*** Opening of Provided information ***

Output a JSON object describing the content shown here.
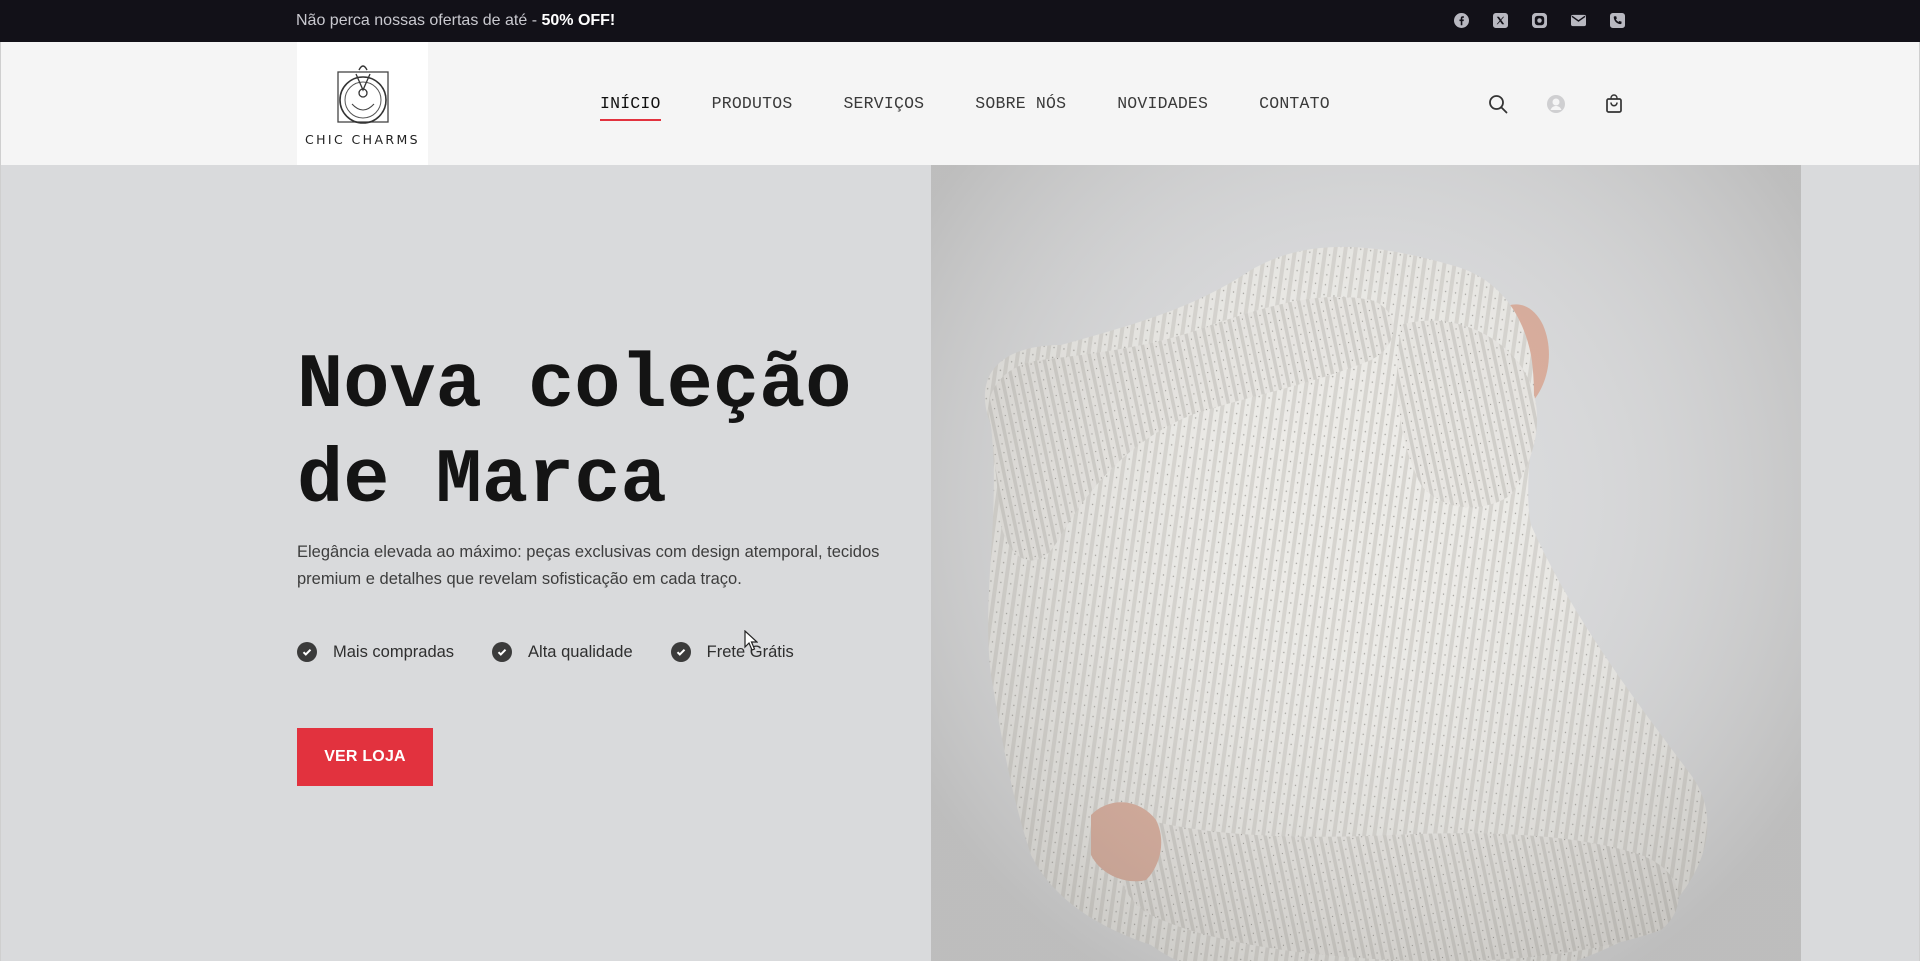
{
  "topbar": {
    "promo_text": "Não perca nossas ofertas de até - ",
    "promo_highlight": "50% OFF!",
    "social_icons": [
      "facebook-icon",
      "x-icon",
      "instagram-icon",
      "email-icon",
      "phone-icon"
    ]
  },
  "header": {
    "logo_text": "CHIC CHARMS",
    "nav": [
      {
        "label": "INÍCIO",
        "active": true
      },
      {
        "label": "PRODUTOS"
      },
      {
        "label": "SERVIÇOS"
      },
      {
        "label": "SOBRE NÓS"
      },
      {
        "label": "NOVIDADES"
      },
      {
        "label": "CONTATO"
      }
    ],
    "icons": [
      "search-icon",
      "user-icon",
      "cart-icon"
    ]
  },
  "hero": {
    "title_line1": "Nova coleção",
    "title_line2": "de Marca",
    "description": "Elegância elevada ao máximo: peças exclusivas com design atemporal, tecidos premium e detalhes que revelam sofisticação em cada traço.",
    "features": [
      "Mais compradas",
      "Alta qualidade",
      "Frete Grátis"
    ],
    "cta_label": "VER LOJA"
  },
  "colors": {
    "accent": "#e2323e",
    "topbar_bg": "#121118",
    "hero_bg": "#d9dadc",
    "header_bg": "#f5f5f5"
  }
}
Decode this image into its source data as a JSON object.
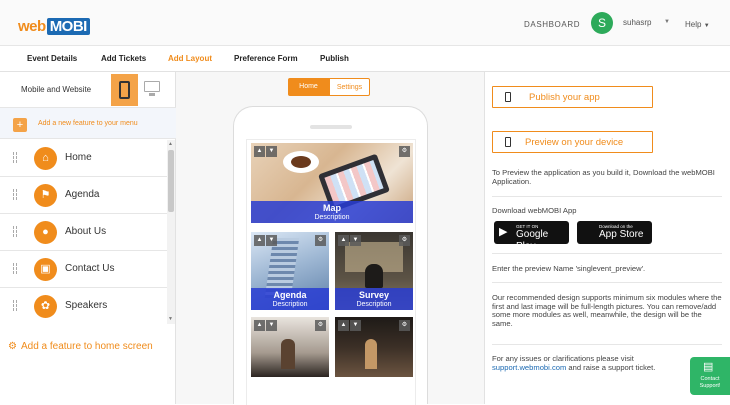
{
  "header": {
    "logo_web": "web",
    "logo_mobi": "MOBI",
    "dashboard": "DASHBOARD",
    "avatar_letter": "S",
    "username": "suhasrp",
    "help": "Help"
  },
  "nav": {
    "tabs": [
      {
        "label": "Event Details",
        "active": false
      },
      {
        "label": "Add Tickets",
        "active": false
      },
      {
        "label": "Add Layout",
        "active": true
      },
      {
        "label": "Preference Form",
        "active": false
      },
      {
        "label": "Publish",
        "active": false
      }
    ]
  },
  "left": {
    "mode_label": "Mobile and Website",
    "add_feature_menu": "Add a new feature to your menu",
    "features": [
      {
        "label": "Home",
        "icon": "home-icon"
      },
      {
        "label": "Agenda",
        "icon": "flag-icon"
      },
      {
        "label": "About Us",
        "icon": "chat-bubble-icon"
      },
      {
        "label": "Contact Us",
        "icon": "contact-card-icon"
      },
      {
        "label": "Speakers",
        "icon": "speaker-person-icon"
      }
    ],
    "add_home_feature": "Add a feature to home screen"
  },
  "center": {
    "seg_home": "Home",
    "seg_settings": "Settings",
    "tiles": [
      {
        "title": "Map",
        "desc": "Description"
      },
      {
        "title": "Agenda",
        "desc": "Description"
      },
      {
        "title": "Survey",
        "desc": "Description"
      }
    ]
  },
  "right": {
    "publish_btn": "Publish your app",
    "preview_btn": "Preview on your device",
    "preview_info": "To Preview the application as you build it, Download the webMOBI Application.",
    "download_title": "Download webMOBI App",
    "google_small": "GET IT ON",
    "google_big": "Google Play",
    "apple_small": "Download on the",
    "apple_big": "App Store",
    "preview_name": "Enter the preview Name 'singlevent_preview'.",
    "design_note": "Our recommended design supports minimum six modules where the first and last image will be full-length pictures. You can remove/add some more modules as well, meanwhile, the design will be the same.",
    "support_pre": "For any issues or clarifications please visit ",
    "support_link": "support.webmobi.com",
    "support_post": " and raise a support ticket."
  },
  "contact": {
    "label": "Contact Support!"
  },
  "colors": {
    "accent": "#f08c1c",
    "brand_blue": "#1c6ab3",
    "avatar_green": "#2daa5a",
    "caption_blue": "#2838d2"
  }
}
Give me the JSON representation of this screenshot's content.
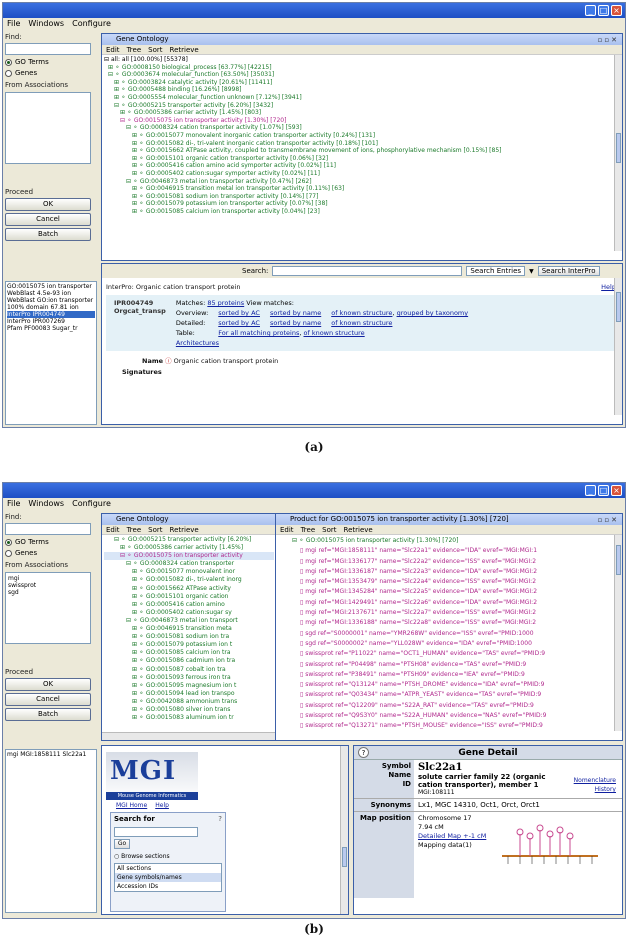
{
  "panel_a": {
    "caption": "(a)",
    "menu": [
      "File",
      "Windows",
      "Configure"
    ],
    "left": {
      "find_label": "Find:",
      "radio_go": "GO Terms",
      "radio_genes": "Genes",
      "from_assoc_label": "From Associations",
      "proceed_label": "Proceed",
      "ok": "OK",
      "cancel": "Cancel",
      "batch": "Batch"
    },
    "results": [
      "GO:0015075 ion transporter",
      "WebBlast 4.5e-93 ion",
      "WebBlast GO:ion transporter",
      "100% domain 67.81 ion",
      "InterPro IPR004749",
      "InterPro IPR007269",
      "Pfam PF00083 Sugar_tr"
    ],
    "go_window": {
      "title": "Gene Ontology",
      "menu": [
        "Edit",
        "Tree",
        "Sort",
        "Retrieve"
      ],
      "tree": [
        "all: all [100.00%] [55378]",
        "GO:0008150 biological_process [63.77%] [42215]",
        "GO:0003674 molecular_function [63.50%] [35031]",
        "GO:0003824 catalytic activity [20.61%] [11411]",
        "GO:0005488 binding [16.26%] [8998]",
        "GO:0005554 molecular_function unknown [7.12%] [3941]",
        "GO:0005215 transporter activity [6.20%] [3432]",
        "GO:0005386 carrier activity [1.45%] [803]",
        "GO:0015075 ion transporter activity [1.30%] [720]",
        "GO:0008324 cation transporter activity [1.07%] [593]",
        "GO:0015077 monovalent inorganic cation transporter activity [0.24%] [131]",
        "GO:0015082 di-, tri-valent inorganic cation transporter activity [0.18%] [101]",
        "GO:0015662 ATPase activity, coupled to transmembrane movement of ions, phosphorylative mechanism [0.15%] [85]",
        "GO:0015101 organic cation transporter activity [0.06%] [32]",
        "GO:0005416 cation amino acid symporter activity [0.02%] [11]",
        "GO:0005402 cation:sugar symporter activity [0.02%] [11]",
        "GO:0046873 metal ion transporter activity [0.47%] [262]",
        "GO:0046915 transition metal ion transporter activity [0.11%] [63]",
        "GO:0015081 sodium ion transporter activity [0.14%] [77]",
        "GO:0015079 potassium ion transporter activity [0.07%] [38]",
        "GO:0015085 calcium ion transporter activity [0.04%] [23]"
      ]
    },
    "interpro": {
      "search_label": "Search:",
      "search_entries": "Search Entries",
      "search_button": "Search InterPro",
      "heading": "InterPro: Organic cation transport protein",
      "help": "Help",
      "id": "IPR004749",
      "short_name": "Orgcat_transp",
      "matches_label": "Matches:",
      "matches_value": "85 proteins",
      "view_matches": "View matches:",
      "overview_label": "Overview:",
      "detailed_label": "Detailed:",
      "table_label": "Table:",
      "sorted_ac": "sorted by AC",
      "sorted_name": "sorted by name",
      "known_structure": "of known structure",
      "grouped_taxonomy": "grouped by taxonomy",
      "table_link": "For all matching proteins",
      "table_link2": "of known structure",
      "architectures": "Architectures",
      "name_label": "Name",
      "name_value": "Organic cation transport protein",
      "signatures_label": "Signatures"
    }
  },
  "panel_b": {
    "caption": "(b)",
    "menu": [
      "File",
      "Windows",
      "Configure"
    ],
    "left": {
      "find_label": "Find:",
      "radio_go": "GO Terms",
      "radio_genes": "Genes",
      "from_assoc_label": "From Associations",
      "assoc_items": [
        "mgi",
        "swissprot",
        "sgd"
      ],
      "proceed_label": "Proceed",
      "ok": "OK",
      "cancel": "Cancel",
      "batch": "Batch"
    },
    "results": [
      "mgi MGI:1858111 Slc22a1"
    ],
    "go_window": {
      "title": "Gene Ontology",
      "menu": [
        "Edit",
        "Tree",
        "Sort",
        "Retrieve"
      ],
      "tree": [
        "GO:0005215 transporter activity [6.20%]",
        "GO:0005386 carrier activity [1.45%]",
        "GO:0015075 ion transporter activity",
        "GO:0008324 cation transporter",
        "GO:0015077 monovalent inor",
        "GO:0015082 di-, tri-valent inorg",
        "GO:0015662 ATPase activity",
        "GO:0015101 organic cation",
        "GO:0005416 cation amino",
        "GO:0005402 cation:sugar sy",
        "GO:0046873 metal ion transport",
        "GO:0046915 transition meta",
        "GO:0015081 sodium ion tra",
        "GO:0015079 potassium ion t",
        "GO:0015085 calcium ion tra",
        "GO:0015086 cadmium ion tra",
        "GO:0015087 cobalt ion tra",
        "GO:0015093 ferrous iron tra",
        "GO:0015095 magnesium ion t",
        "GO:0015094 lead ion transpo",
        "GO:0042088 ammonium trans",
        "GO:0015080 silver ion trans",
        "GO:0015083 aluminum ion tr"
      ]
    },
    "product_window": {
      "title": "Product for GO:0015075 ion transporter activity [1.30%] [720]",
      "menu": [
        "Edit",
        "Tree",
        "Sort",
        "Retrieve"
      ],
      "root": "GO:0015075 ion transporter activity [1.30%] [720]",
      "rows": [
        "mgi ref=\"MGI:1858111\" name=\"Slc22a1\" evidence=\"IDA\" evref=\"MGI:MGI:1",
        "mgi ref=\"MGI:1336177\" name=\"Slc22a2\" evidence=\"ISS\" evref=\"MGI:MGI:2",
        "mgi ref=\"MGI:1336187\" name=\"Slc22a3\" evidence=\"IDA\" evref=\"MGI:MGI:2",
        "mgi ref=\"MGI:1353479\" name=\"Slc22a4\" evidence=\"ISS\" evref=\"MGI:MGI:2",
        "mgi ref=\"MGI:1345284\" name=\"Slc22a5\" evidence=\"IDA\" evref=\"MGI:MGI:2",
        "mgi ref=\"MGI:1429491\" name=\"Slc22a6\" evidence=\"IDA\" evref=\"MGI:MGI:2",
        "mgi ref=\"MGI:2137671\" name=\"Slc22a7\" evidence=\"ISS\" evref=\"MGI:MGI:2",
        "mgi ref=\"MGI:1336188\" name=\"Slc22a8\" evidence=\"ISS\" evref=\"MGI:MGI:2",
        "sgd ref=\"S0000001\" name=\"YMR268W\" evidence=\"ISS\" evref=\"PMID:1000",
        "sgd ref=\"S0000002\" name=\"YLL028W\" evidence=\"IDA\" evref=\"PMID:1000",
        "swissprot ref=\"P11022\" name=\"OCT1_HUMAN\" evidence=\"TAS\" evref=\"PMID:9",
        "swissprot ref=\"P04498\" name=\"PTSH08\" evidence=\"TAS\" evref=\"PMID:9",
        "swissprot ref=\"P38491\" name=\"PTSH09\" evidence=\"IEA\" evref=\"PMID:9",
        "swissprot ref=\"Q13124\" name=\"PTSH_DROME\" evidence=\"IDA\" evref=\"PMID:9",
        "swissprot ref=\"Q03434\" name=\"ATPR_YEAST\" evidence=\"TAS\" evref=\"PMID:9",
        "swissprot ref=\"Q12209\" name=\"S22A_RAT\" evidence=\"TAS\" evref=\"PMID:9",
        "swissprot ref=\"Q9S3Y0\" name=\"S22A_HUMAN\" evidence=\"NAS\" evref=\"PMID:9",
        "swissprot ref=\"Q13271\" name=\"PTSH_MOUSE\" evidence=\"ISS\" evref=\"PMID:9"
      ]
    },
    "mgi": {
      "logo": "MGI",
      "tagline": "Mouse Genome Informatics",
      "nav": [
        "MGI Home",
        "Help"
      ],
      "search_label": "Search for",
      "go_button": "Go",
      "browse_label": "Browse sections",
      "options": [
        "All sections",
        "Gene symbols/names",
        "Accession IDs"
      ]
    },
    "gene_detail": {
      "title": "Gene Detail",
      "help_icon_text": "?",
      "symbol_label": "Symbol",
      "symbol_value": "Slc22a1",
      "name_label": "Name",
      "name_value": "solute carrier family 22 (organic cation transporter), member 1",
      "id_label": "ID",
      "id_value": "MGI:108111",
      "nomenclature_link": "Nomenclature",
      "history_link": "History",
      "synonyms_label": "Synonyms",
      "synonyms_value": "Lx1, MGC 14310, Oct1, Orct, Orct1",
      "map_label": "Map position",
      "chromosome": "Chromosome 17",
      "cm": "7.94 cM",
      "detailed_map": "Detailed Map +-1 cM",
      "mapping_data": "Mapping data(1)"
    }
  }
}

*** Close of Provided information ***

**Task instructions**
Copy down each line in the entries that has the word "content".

**Written solution**
Output a JSON object describing the content shown here.
Give me the JSON representation of this screenshot's content.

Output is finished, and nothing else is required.